··· Exercise material ···

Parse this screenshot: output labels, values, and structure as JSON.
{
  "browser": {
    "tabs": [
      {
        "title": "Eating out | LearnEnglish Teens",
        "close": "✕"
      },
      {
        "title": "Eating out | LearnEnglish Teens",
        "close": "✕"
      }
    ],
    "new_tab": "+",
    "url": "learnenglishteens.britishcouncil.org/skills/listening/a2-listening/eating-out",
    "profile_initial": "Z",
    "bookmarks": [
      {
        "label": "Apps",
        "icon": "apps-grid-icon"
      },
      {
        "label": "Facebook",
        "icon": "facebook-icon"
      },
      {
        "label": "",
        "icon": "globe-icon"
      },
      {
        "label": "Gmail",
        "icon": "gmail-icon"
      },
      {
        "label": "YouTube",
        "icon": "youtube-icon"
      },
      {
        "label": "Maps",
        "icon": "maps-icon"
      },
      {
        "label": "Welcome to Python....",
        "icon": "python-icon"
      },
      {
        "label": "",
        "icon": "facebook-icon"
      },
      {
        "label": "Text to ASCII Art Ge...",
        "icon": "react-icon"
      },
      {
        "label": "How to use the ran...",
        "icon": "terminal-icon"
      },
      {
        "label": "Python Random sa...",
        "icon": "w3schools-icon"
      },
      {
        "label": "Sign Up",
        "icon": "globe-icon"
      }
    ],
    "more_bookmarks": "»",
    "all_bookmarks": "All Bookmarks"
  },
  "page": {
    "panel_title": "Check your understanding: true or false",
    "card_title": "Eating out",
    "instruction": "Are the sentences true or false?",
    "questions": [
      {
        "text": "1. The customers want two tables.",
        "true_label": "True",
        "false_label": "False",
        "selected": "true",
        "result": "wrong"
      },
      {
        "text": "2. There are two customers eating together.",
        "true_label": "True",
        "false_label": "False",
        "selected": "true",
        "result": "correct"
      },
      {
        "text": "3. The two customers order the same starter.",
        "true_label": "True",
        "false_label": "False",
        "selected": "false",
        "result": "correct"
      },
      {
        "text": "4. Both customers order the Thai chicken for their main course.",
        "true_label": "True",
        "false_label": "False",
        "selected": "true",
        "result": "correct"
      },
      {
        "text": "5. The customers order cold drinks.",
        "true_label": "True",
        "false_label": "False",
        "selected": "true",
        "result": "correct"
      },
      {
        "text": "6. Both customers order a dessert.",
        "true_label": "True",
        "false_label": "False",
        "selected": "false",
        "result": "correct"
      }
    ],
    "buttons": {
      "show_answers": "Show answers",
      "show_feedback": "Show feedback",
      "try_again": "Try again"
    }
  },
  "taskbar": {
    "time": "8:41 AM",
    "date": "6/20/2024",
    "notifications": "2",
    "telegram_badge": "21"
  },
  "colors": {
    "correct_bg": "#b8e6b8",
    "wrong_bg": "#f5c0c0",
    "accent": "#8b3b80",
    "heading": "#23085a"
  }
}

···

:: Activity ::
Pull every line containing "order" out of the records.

:: Answer below ::
        "text": "3. The two customers order the same starter.",
        "text": "4. Both customers order the Thai chicken for their main course.",
        "text": "5. The customers order cold drinks.",
        "text": "6. Both customers order a dessert.",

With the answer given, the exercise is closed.